|Mandate of South Africa|
Location of South-West Africa
|Languages||English, Afrikaans, Khoekhoe, Dutch (1915-1983) and German (1884-1990)|
|Political structure||League of Nations Mandate|
|•||Treaty of Versailles||1919|
|•||Independence||21 March 1990|
|Currency||South West African pound (1920–61)
South African rand (1961–93)
German colony[change | change source]
From 1884 to 1915, South-West Africa was a German colony under the name of German South-West Africa (German: Deutsch-Südwestafrika, DSWA). Germany had a difficult time ruling the territory, and it experienced many insurgencies. The main port city, Walvis Bay, and the Penguin Islands were annexed by Great Britain in 1878 as a part of the Cape Colony, which became a part of the Union of South Africa on 31 May 1910.
South African rule[change | change source]
In 1915, South Africa captured the German colony. It became a League of Nations Mandate territory, with the Union of South Africa administering it. In 1946, the League of Nations was replaced by the United Nations.
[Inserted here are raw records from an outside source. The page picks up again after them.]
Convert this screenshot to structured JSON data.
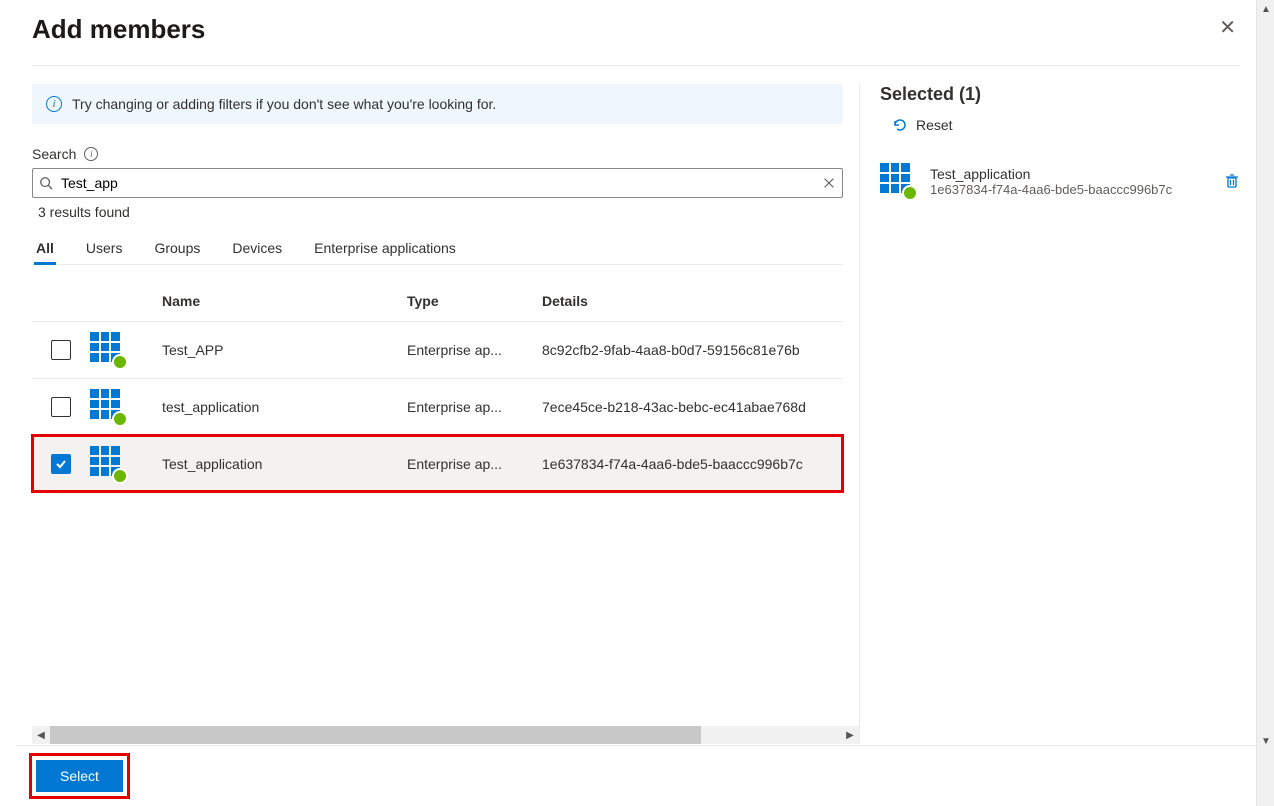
{
  "header": {
    "title": "Add members"
  },
  "banner": {
    "text": "Try changing or adding filters if you don't see what you're looking for."
  },
  "search": {
    "label": "Search",
    "value": "Test_app",
    "results_text": "3 results found"
  },
  "tabs": [
    {
      "label": "All",
      "active": true
    },
    {
      "label": "Users",
      "active": false
    },
    {
      "label": "Groups",
      "active": false
    },
    {
      "label": "Devices",
      "active": false
    },
    {
      "label": "Enterprise applications",
      "active": false
    }
  ],
  "columns": {
    "name": "Name",
    "type": "Type",
    "details": "Details"
  },
  "rows": [
    {
      "checked": false,
      "name": "Test_APP",
      "type": "Enterprise ap...",
      "details": "8c92cfb2-9fab-4aa8-b0d7-59156c81e76b",
      "highlighted": false
    },
    {
      "checked": false,
      "name": "test_application",
      "type": "Enterprise ap...",
      "details": "7ece45ce-b218-43ac-bebc-ec41abae768d",
      "highlighted": false
    },
    {
      "checked": true,
      "name": "Test_application",
      "type": "Enterprise ap...",
      "details": "1e637834-f74a-4aa6-bde5-baaccc996b7c",
      "highlighted": true
    }
  ],
  "selected_panel": {
    "title": "Selected (1)",
    "reset_label": "Reset",
    "items": [
      {
        "name": "Test_application",
        "sub": "1e637834-f74a-4aa6-bde5-baaccc996b7c"
      }
    ]
  },
  "footer": {
    "select_label": "Select"
  }
}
The Mandate was supposed to become a Trust Territory when the League of Nations Mandates were transferred to the control of the UN. However, South Africa refused, regarding the territory as its fifth province (even though it was never formally incorporated into the Union of South Africa). In 1966, the United Nation terminated the Mandate and said that South Africa had no right to administer South-West Africa any more, but South Africa refused. In 1971, the South African occupation of the territory was illegal and that they should leave, but South Africa still refused.
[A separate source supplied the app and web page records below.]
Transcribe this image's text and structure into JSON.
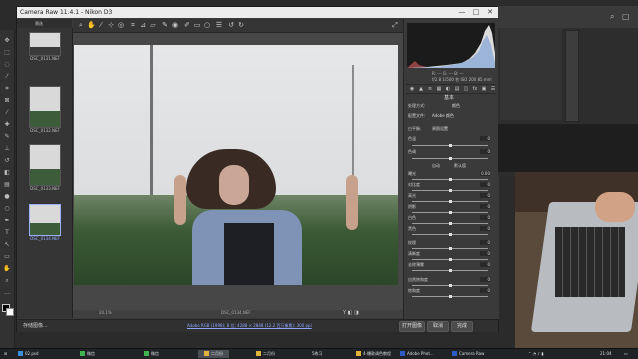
{
  "window": {
    "title": "Camera Raw 11.4.1 - Nikon D3",
    "controls": [
      "—",
      "□",
      "✕"
    ]
  },
  "filmstrip": {
    "header": "筛选",
    "thumbs": [
      {
        "caption": "DSC_0131.NEF",
        "selected": false
      },
      {
        "caption": "DSC_0132.NEF",
        "selected": false
      },
      {
        "caption": "DSC_0133.NEF",
        "selected": false
      },
      {
        "caption": "DSC_0134.NEF",
        "selected": true
      }
    ]
  },
  "toolbar": {
    "tools": [
      "zoom-icon",
      "hand-icon",
      "white-balance-icon",
      "color-sampler-icon",
      "target-adjust-icon",
      "crop-icon",
      "straighten-icon",
      "transform-icon",
      "spot-removal-icon",
      "red-eye-icon",
      "adjustment-brush-icon",
      "graduated-filter-icon",
      "radial-filter-icon",
      "preferences-icon",
      "rotate-left-icon",
      "rotate-right-icon"
    ],
    "right_tools": [
      "fullscreen-icon"
    ]
  },
  "preview": {
    "zoom": "20.1%",
    "filename": "DSC_0134.NEF",
    "compare": "Y ◧ ◨"
  },
  "footer": {
    "save_label": "存储图像...",
    "workflow_text": "Adobe RGB (1998); 8 位; 4288 × 2848 (12.2 百万像素); 300 ppi",
    "open_label": "打开图像",
    "cancel_label": "取消",
    "done_label": "完成"
  },
  "right_panel": {
    "rgb": "R: ---   G: ---   B: ---",
    "exif": "f/2.8   1/500 秒   ISO 200   85 mm",
    "tabs": [
      "◉",
      "▲",
      "≡",
      "▦",
      "◐",
      "▤",
      "◫",
      "fx",
      "▣",
      "☰"
    ],
    "section_title": "基本",
    "rows": [
      {
        "label": "处理方式:",
        "value": "颜色",
        "slider": false
      },
      {
        "label": "配置文件:",
        "value": "Adobe 颜色",
        "slider": false
      },
      {
        "label": "白平衡:",
        "value": "原照设置",
        "slider": false
      },
      {
        "label": "色温",
        "value": "0",
        "slider": true,
        "pos": 0.5
      },
      {
        "label": "色调",
        "value": "0",
        "slider": true,
        "pos": 0.5
      },
      {
        "label": "自动",
        "value": "默认值",
        "slider": false
      },
      {
        "label": "曝光",
        "value": "0.00",
        "slider": true,
        "pos": 0.5
      },
      {
        "label": "对比度",
        "value": "0",
        "slider": true,
        "pos": 0.5
      },
      {
        "label": "高光",
        "value": "0",
        "slider": true,
        "pos": 0.5
      },
      {
        "label": "阴影",
        "value": "0",
        "slider": true,
        "pos": 0.5
      },
      {
        "label": "白色",
        "value": "0",
        "slider": true,
        "pos": 0.5
      },
      {
        "label": "黑色",
        "value": "0",
        "slider": true,
        "pos": 0.5
      },
      {
        "label": "纹理",
        "value": "0",
        "slider": true,
        "pos": 0.5
      },
      {
        "label": "清晰度",
        "value": "0",
        "slider": true,
        "pos": 0.5
      },
      {
        "label": "去除薄雾",
        "value": "0",
        "slider": true,
        "pos": 0.5
      },
      {
        "label": "自然饱和度",
        "value": "0",
        "slider": true,
        "pos": 0.5
      },
      {
        "label": "饱和度",
        "value": "0",
        "slider": true,
        "pos": 0.5
      }
    ]
  },
  "taskbar": {
    "items": [
      {
        "label": "02.psd"
      },
      {
        "label": "微信"
      },
      {
        "label": "微信"
      },
      {
        "label": "二月份",
        "active": true
      },
      {
        "label": "二月份"
      },
      {
        "label": "5练习"
      },
      {
        "label": "4-爆款调色教程"
      },
      {
        "label": "Adobe Phot..."
      },
      {
        "label": "Camera Raw"
      }
    ],
    "clock": "21:04"
  }
}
On 21 March 1990, South Africa granted independence to the territory, which became the Republic of Namibia. However, Walvis Bay and the Penguin Islands only became a part of Namibia in 1994.